## TASK ITEM
Where the string "Roraima" shows up in a line of the records, copy that line.

▼

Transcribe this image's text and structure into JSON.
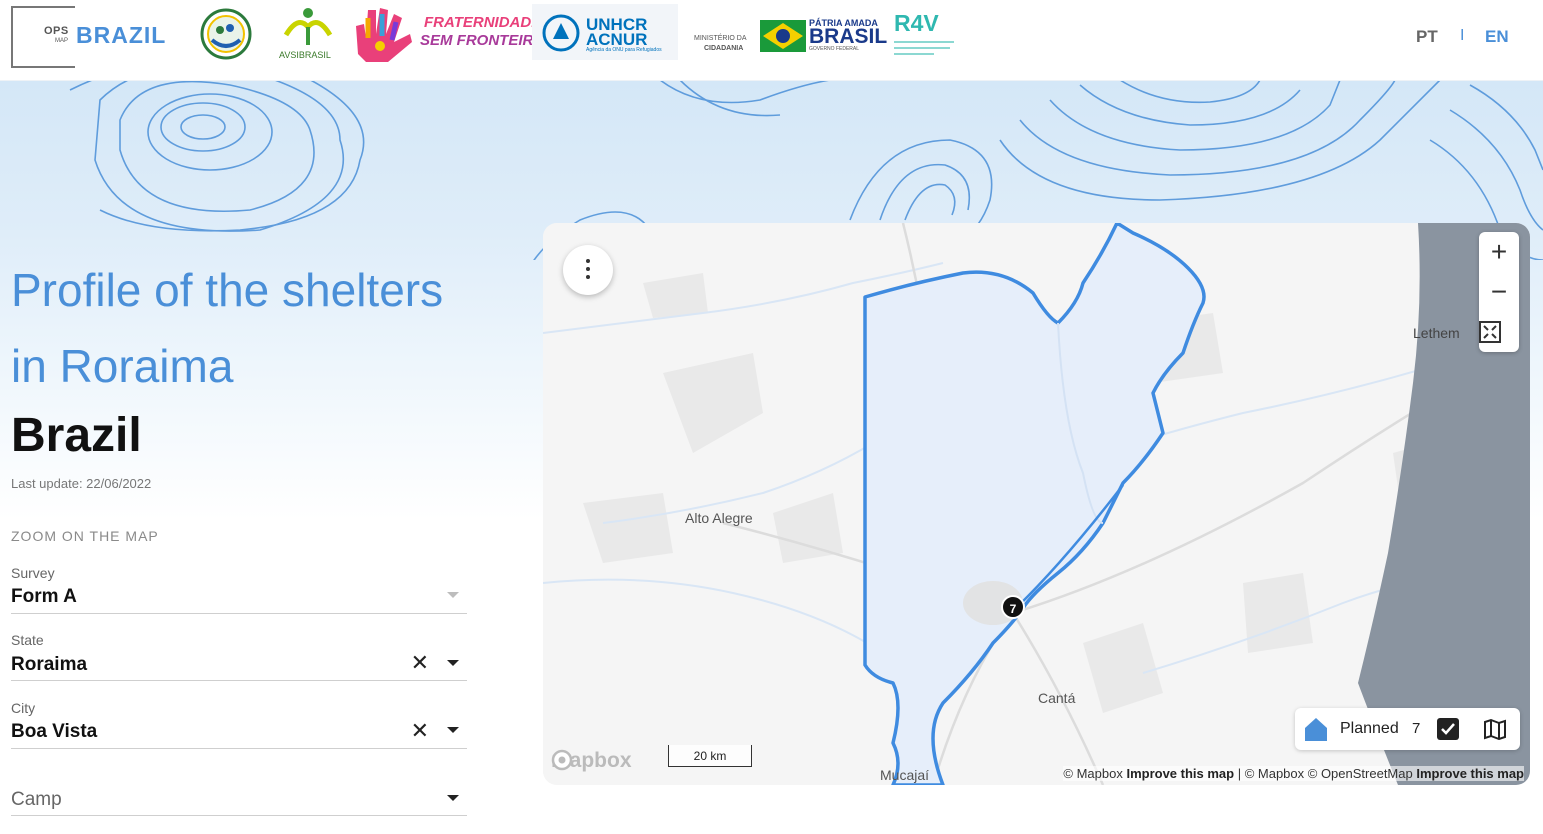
{
  "header": {
    "logo_ops": "OPS",
    "logo_map": "MAP",
    "logo_brand": "BRAZIL",
    "partners": {
      "avsi": "AVSIBRASIL",
      "fraternidade_1": "FRATERNIDADE",
      "fraternidade_2": "SEM FRONTEIRAS",
      "unhcr_1": "UNHCR",
      "unhcr_2": "ACNUR",
      "unhcr_3": "Agência da ONU para Refugiados",
      "ministerio_1": "MINISTÉRIO DA",
      "ministerio_2": "CIDADANIA",
      "patria_1": "PÁTRIA AMADA",
      "patria_2": "BRASIL",
      "patria_3": "GOVERNO FEDERAL",
      "r4v": "R4V"
    },
    "languages": [
      "PT",
      "EN"
    ],
    "lang_separator": "I",
    "active_language": "EN"
  },
  "page": {
    "title": "Profile of the shelters in Roraima",
    "country": "Brazil",
    "last_update": "Last update: 22/06/2022",
    "zoom_section_label": "ZOOM ON THE MAP"
  },
  "filters": {
    "survey": {
      "label": "Survey",
      "value": "Form A"
    },
    "state": {
      "label": "State",
      "value": "Roraima"
    },
    "city": {
      "label": "City",
      "value": "Boa Vista"
    },
    "camp": {
      "placeholder": "Camp"
    }
  },
  "map": {
    "place_labels": {
      "alto_alegre": "Alto Alegre",
      "canta": "Cantá",
      "lethem": "Lethem",
      "mucajai": "Mucajaí"
    },
    "cluster_count": "7",
    "zoom_in": "+",
    "zoom_out": "−",
    "scale_label": "20 km",
    "mapbox_logo": "mapbox",
    "attribution": {
      "part1": "© Mapbox",
      "improve1": "Improve this map",
      "part2": "| © Mapbox © OpenStreetMap",
      "improve2": "Improve this map"
    },
    "legend": {
      "label": "Planned",
      "count": "7",
      "checked": true
    }
  },
  "colors": {
    "accent": "#4a8fd8",
    "boundary": "#3f8be0",
    "region_fill": "#e6eefa",
    "neighbor_country": "#8a94a0"
  }
}
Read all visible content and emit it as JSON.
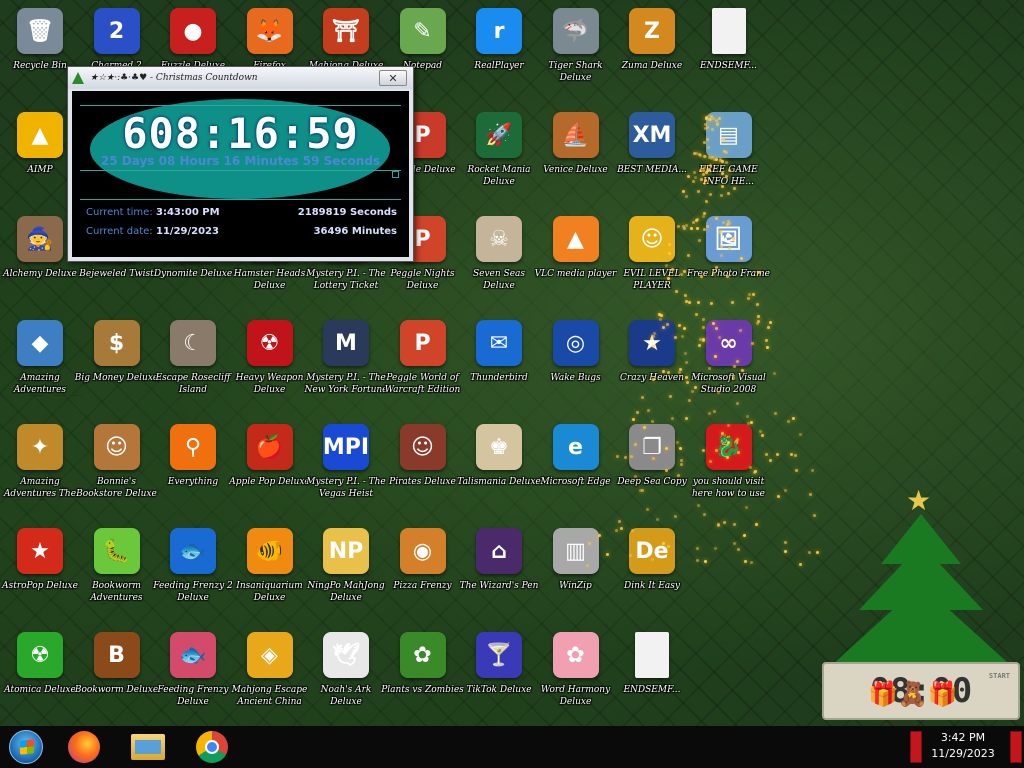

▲

## COMPLETED TASK
    "title": "Profile of the shelters in Roraima",
      "value": "Roraima"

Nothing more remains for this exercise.